17 June 2004 , AMSTERDAM — Justice Minister Piet Hein Donner told MPs on Wednesday night that the Public Prosecution Office (OM) must decide within a month if it will prosecute a "trigger happy" Dutch marine for the death of an Iraqi looter late last year.
17 June 2004
AMSTERDAM — Justice Minister Piet Hein Donner told MPs on Wednesday night that the Public Prosecution Office (OM) must decide within a month if it will prosecute a "trigger happy" Dutch marine for the death of an Iraqi looter late last year.
The Christian Democrat CDA minister revealed he has given an ultimatum to the OM governing council, the College van Procureurs-Generaal (Attorneys-General Council), news agency ANP reported.
Sergeant-major Erik O. was arrested after an Iraqi civilian was shot and killed on 27 December. Amid reports the looter was killed by a stray warning shot, O. was nevertheless flown home to the Netherlands to face murder or manslaughter charges. He was later released due to a lack of evidence, but investigations continue.

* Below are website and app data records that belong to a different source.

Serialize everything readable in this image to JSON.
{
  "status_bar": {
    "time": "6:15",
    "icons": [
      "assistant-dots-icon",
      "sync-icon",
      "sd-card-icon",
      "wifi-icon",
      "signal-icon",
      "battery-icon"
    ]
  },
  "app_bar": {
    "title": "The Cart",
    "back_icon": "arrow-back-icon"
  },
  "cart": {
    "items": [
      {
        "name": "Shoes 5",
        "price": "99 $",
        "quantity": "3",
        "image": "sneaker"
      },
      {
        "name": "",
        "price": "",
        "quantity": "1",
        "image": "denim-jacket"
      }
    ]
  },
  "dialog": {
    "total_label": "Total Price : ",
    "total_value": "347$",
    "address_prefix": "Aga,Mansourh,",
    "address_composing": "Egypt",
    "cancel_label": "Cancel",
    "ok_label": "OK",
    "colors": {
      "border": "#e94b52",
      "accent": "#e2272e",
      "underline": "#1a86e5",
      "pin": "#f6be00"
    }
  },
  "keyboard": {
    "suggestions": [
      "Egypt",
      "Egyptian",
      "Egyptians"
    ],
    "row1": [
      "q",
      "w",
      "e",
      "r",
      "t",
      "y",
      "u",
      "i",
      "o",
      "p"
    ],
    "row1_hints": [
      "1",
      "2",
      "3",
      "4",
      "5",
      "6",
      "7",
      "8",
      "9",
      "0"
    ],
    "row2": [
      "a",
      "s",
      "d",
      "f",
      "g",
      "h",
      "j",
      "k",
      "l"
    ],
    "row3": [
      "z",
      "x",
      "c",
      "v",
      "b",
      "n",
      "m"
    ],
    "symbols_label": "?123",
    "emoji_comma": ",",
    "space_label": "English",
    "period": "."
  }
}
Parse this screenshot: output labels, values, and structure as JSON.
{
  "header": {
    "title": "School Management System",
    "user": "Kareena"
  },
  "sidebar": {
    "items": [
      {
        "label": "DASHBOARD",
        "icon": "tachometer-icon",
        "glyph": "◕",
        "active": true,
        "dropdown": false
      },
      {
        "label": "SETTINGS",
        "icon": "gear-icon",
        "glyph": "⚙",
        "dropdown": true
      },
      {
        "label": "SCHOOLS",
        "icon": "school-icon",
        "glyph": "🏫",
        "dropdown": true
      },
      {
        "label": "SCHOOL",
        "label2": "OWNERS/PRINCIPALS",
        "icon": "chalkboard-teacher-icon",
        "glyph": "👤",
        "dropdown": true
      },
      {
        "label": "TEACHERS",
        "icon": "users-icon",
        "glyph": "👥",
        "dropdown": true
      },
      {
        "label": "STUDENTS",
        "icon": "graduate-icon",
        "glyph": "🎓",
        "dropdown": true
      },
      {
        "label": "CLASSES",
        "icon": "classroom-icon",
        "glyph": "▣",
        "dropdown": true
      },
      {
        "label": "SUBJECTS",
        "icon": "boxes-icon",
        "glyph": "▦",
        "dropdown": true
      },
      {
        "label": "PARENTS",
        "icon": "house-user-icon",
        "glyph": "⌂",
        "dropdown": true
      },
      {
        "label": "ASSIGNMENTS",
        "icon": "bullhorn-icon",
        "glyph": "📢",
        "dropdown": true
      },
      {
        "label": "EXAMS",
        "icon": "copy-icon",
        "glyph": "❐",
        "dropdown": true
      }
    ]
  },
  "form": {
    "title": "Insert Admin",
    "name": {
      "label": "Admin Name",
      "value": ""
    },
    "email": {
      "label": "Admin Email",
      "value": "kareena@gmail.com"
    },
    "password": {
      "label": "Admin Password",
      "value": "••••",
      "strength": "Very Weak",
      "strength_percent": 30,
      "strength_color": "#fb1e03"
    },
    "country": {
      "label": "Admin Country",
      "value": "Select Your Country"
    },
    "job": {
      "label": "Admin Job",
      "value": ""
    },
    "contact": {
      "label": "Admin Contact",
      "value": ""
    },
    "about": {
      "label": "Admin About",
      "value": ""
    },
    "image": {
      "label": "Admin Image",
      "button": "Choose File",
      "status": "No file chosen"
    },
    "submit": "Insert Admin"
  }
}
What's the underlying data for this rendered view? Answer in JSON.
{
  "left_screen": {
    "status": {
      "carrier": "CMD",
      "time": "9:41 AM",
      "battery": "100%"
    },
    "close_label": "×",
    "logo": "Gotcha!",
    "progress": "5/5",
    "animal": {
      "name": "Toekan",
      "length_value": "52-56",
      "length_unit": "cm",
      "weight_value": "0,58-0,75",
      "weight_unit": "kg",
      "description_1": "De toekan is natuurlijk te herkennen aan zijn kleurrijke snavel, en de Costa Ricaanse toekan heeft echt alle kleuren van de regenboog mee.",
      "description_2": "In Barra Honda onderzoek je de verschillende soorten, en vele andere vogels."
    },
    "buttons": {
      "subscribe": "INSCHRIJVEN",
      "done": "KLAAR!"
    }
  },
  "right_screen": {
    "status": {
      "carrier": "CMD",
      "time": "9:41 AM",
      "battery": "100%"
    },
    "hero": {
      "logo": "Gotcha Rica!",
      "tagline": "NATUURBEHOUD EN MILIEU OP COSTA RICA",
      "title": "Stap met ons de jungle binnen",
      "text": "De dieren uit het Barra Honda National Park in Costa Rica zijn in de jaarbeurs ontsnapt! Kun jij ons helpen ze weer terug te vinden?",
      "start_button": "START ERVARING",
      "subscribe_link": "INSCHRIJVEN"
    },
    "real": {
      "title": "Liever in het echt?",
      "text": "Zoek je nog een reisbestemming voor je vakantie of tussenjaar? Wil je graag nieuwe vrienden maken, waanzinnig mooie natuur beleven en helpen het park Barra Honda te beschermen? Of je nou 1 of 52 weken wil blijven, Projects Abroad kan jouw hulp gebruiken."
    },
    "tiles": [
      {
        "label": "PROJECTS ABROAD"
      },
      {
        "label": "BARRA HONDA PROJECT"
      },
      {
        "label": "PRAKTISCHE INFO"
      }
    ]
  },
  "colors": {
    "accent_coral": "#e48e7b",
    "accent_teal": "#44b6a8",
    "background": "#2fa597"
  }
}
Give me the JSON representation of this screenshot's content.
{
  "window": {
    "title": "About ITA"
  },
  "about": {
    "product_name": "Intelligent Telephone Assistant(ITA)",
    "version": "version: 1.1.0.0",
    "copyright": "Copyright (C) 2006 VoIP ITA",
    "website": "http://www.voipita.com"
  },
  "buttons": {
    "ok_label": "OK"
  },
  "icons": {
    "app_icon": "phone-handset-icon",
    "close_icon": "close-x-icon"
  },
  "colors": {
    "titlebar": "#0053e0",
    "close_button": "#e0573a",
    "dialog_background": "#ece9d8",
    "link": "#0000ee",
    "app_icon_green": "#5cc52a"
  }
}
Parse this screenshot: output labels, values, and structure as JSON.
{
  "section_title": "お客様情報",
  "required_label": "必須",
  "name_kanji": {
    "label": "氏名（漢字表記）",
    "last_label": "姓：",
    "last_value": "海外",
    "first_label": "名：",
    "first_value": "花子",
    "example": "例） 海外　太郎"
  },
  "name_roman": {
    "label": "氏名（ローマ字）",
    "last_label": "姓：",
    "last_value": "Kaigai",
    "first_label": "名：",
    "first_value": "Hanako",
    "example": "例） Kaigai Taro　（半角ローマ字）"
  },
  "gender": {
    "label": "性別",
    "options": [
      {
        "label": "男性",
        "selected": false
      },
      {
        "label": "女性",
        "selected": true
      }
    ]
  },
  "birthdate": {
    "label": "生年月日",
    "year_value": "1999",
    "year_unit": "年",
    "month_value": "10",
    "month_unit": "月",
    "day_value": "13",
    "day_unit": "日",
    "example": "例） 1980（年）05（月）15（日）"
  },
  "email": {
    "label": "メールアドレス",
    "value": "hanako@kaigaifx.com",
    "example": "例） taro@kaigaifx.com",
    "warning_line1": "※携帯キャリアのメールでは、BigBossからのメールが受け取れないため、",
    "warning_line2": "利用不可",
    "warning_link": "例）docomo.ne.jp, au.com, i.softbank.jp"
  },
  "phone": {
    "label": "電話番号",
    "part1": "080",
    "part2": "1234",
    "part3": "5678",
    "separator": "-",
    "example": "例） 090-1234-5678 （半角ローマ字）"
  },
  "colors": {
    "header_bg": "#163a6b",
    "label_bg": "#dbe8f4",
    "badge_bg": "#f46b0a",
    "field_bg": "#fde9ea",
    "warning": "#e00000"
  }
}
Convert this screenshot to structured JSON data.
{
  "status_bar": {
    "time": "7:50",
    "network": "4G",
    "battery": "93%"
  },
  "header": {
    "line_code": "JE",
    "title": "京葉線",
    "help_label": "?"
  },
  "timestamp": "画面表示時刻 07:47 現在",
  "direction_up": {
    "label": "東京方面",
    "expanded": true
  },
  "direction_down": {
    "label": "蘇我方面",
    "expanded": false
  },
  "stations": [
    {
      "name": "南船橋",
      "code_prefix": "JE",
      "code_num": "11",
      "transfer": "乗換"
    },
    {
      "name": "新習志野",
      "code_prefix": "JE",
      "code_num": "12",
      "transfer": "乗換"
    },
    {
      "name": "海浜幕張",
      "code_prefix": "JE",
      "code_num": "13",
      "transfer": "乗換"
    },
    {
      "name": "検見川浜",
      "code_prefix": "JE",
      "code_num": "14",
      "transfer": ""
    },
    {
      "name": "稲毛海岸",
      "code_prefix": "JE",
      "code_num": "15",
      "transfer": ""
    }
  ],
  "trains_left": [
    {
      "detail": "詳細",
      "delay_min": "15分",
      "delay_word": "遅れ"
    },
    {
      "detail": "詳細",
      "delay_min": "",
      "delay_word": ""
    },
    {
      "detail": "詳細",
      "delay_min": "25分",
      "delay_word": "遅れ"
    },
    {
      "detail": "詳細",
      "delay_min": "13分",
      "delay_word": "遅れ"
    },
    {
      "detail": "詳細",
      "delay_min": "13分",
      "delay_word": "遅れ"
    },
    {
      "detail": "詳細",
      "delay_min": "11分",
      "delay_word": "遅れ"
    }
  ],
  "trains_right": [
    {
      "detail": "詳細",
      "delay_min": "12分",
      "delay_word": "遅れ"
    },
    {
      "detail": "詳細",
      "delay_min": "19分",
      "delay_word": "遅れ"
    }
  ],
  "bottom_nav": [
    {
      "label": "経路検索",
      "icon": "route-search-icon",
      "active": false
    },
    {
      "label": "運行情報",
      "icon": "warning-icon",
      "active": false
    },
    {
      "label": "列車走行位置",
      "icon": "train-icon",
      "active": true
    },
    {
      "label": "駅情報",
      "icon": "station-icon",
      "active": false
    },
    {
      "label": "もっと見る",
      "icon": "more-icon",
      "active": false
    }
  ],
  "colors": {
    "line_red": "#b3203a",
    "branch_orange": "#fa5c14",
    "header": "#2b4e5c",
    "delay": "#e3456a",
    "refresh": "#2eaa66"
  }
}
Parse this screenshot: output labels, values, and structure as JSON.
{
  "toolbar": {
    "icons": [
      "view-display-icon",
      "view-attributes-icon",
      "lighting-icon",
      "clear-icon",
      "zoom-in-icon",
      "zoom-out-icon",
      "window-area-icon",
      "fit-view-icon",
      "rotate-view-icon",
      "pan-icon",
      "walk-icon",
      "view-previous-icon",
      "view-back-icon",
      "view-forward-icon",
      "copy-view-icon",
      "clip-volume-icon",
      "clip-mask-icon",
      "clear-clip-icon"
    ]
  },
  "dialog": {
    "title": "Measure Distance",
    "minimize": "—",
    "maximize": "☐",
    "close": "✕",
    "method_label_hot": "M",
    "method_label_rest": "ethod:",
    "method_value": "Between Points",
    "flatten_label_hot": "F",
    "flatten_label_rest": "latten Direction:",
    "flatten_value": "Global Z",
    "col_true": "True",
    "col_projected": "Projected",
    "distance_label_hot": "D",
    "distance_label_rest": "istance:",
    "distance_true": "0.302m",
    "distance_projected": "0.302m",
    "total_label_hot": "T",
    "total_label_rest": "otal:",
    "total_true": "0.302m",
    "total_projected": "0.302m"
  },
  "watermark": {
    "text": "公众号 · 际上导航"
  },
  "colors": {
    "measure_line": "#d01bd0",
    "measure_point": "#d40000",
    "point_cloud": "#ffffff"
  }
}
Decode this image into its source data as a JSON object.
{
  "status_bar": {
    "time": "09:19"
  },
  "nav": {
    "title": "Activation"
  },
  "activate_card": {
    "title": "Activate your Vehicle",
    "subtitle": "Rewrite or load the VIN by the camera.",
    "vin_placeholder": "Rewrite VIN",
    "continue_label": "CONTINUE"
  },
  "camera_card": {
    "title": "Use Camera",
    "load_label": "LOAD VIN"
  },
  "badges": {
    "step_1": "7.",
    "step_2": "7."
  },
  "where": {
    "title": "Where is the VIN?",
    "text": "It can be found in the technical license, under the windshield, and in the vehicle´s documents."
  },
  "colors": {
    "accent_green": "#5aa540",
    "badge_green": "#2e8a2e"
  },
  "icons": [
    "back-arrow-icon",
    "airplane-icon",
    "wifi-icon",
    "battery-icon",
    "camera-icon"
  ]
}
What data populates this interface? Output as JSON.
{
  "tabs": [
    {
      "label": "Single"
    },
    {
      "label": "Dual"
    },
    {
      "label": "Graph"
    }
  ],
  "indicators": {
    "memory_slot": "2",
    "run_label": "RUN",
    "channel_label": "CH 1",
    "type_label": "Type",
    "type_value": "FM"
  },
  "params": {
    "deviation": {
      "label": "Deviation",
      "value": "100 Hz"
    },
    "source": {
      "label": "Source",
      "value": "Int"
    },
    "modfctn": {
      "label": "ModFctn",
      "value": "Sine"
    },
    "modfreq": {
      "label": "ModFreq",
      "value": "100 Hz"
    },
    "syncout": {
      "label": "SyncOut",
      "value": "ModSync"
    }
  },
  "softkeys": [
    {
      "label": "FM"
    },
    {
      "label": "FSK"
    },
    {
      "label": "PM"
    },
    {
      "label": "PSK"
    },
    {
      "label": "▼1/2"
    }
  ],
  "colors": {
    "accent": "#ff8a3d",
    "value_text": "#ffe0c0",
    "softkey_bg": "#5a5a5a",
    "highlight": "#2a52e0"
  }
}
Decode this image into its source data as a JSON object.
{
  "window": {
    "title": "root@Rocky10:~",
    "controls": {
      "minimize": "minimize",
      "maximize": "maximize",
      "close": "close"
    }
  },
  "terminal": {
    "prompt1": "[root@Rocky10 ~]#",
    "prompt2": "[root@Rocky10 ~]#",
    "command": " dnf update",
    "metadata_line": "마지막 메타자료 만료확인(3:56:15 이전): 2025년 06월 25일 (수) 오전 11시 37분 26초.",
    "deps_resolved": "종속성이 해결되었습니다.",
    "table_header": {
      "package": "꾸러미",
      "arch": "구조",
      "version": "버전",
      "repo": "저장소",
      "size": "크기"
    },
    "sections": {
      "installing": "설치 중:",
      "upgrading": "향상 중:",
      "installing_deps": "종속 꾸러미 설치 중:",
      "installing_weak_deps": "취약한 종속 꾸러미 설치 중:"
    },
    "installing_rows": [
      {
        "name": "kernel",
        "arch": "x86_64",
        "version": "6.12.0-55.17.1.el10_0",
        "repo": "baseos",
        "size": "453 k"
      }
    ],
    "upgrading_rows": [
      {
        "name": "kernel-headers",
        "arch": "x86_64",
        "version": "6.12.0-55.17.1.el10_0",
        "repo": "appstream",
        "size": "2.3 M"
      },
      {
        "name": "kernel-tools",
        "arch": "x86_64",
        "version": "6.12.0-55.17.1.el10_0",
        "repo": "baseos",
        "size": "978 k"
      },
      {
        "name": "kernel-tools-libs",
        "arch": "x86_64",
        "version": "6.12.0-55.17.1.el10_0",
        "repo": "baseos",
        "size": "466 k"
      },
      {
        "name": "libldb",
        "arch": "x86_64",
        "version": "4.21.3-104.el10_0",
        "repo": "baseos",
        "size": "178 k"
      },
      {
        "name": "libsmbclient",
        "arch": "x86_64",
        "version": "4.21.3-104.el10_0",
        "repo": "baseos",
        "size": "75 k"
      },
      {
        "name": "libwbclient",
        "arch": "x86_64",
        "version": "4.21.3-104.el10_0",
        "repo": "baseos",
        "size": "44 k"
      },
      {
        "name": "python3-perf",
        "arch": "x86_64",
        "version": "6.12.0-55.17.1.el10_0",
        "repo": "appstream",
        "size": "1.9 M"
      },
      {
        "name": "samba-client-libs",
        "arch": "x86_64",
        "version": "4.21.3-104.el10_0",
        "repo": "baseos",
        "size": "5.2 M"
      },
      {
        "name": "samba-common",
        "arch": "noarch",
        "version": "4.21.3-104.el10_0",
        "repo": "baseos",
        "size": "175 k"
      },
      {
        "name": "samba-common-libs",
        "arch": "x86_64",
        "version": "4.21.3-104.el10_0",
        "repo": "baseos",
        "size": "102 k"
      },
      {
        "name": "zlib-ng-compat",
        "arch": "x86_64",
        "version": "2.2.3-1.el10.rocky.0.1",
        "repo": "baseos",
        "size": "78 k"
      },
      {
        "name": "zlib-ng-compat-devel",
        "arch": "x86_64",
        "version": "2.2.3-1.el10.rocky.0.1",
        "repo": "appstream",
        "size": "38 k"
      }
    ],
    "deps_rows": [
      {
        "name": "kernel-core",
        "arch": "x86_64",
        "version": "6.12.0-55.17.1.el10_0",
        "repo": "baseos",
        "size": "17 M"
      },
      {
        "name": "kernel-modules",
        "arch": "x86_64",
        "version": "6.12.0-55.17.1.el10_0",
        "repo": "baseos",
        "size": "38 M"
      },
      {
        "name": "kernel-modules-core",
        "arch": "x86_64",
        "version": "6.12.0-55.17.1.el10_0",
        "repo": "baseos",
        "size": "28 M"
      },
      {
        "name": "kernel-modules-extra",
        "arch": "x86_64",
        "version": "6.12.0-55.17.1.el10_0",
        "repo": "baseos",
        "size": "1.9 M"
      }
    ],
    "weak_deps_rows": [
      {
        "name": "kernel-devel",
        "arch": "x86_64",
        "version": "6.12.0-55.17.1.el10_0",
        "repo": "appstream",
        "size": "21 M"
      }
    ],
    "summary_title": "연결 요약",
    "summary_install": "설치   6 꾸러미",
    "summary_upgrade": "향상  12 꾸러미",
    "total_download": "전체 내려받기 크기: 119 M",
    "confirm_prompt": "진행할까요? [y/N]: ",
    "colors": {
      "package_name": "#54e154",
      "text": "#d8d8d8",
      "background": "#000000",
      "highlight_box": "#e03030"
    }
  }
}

But the case sparked controversy again this week after Dutch public news service NOS broadcast a report claiming that O. had in the past served on State-secret military missions which allegedly gave Dutch special forces a "licence to kill".
O. was reportedly a member of the Special Support Unit (BBE) of the Royal Marines and was involved in anti-terrorism operations, but the government denies allegations of authorised fatalities.
At any rate, military police investigations have reportedly alleged that O. was involved in a previous incident, giving rise to suggestions he was "approachable" in the use of violence, a euphemism for being "trigger happy".
But Defence Ministry sources also said that the dossier about O. could also describe his readiness as "professionalism".
Meanwhile, Minister Donner said on Wednesday he regretted that information about O.'s military history had been leaked to the press, but denied the information involved a State secret. He also said the information did not originate from a prosecution dossier about O. or related documents.
Donner was referring to the information contained in a letter that the chief of the Attorneys-General Council, Joan de Wijkerslooth, sent to all 19 regional chief public prosecutors. That letter contained an official memo over Iraq and a document outlining a previous incident in which O. had been involved in.
The minister said more specific information from the military police's investigation into the actions of O. was not contained in the letter sent to prosecution chiefs.
And neither Donner nor Defence Minister Henk Kamp were prepared to comment further over allegations made in the media that O. was involved in special operations.
Nevertheless, Kamp said the Parliament is always kept informed about secret Dutch military operations in foreign countries, but admitted there is no definite procedure regulating how MPs are informed.
Despite this, he said the President of the Lower House of Parliament is always involved in the dissemination of relevant information.
Kamp said he is prepared to again give a complete oversight of secret operations to MPs and will discuss the manner in which the information will be distributed with Lower House President Frans Weisglas. He also said special operations are rarely carried out.
Admitting concerns about the leaking of information, he also asserted that such information places special operations troops at threat. "I am proud of the people who are willing to put their neck out and we must act with caution," he said.
The debate in the Lower House of Parliament, the Tweede Kamer, was adjourned after the first session and might be resumed on Thursday or possibly next week.
[Copyright Expatica News 2004]
Subject: Dutch news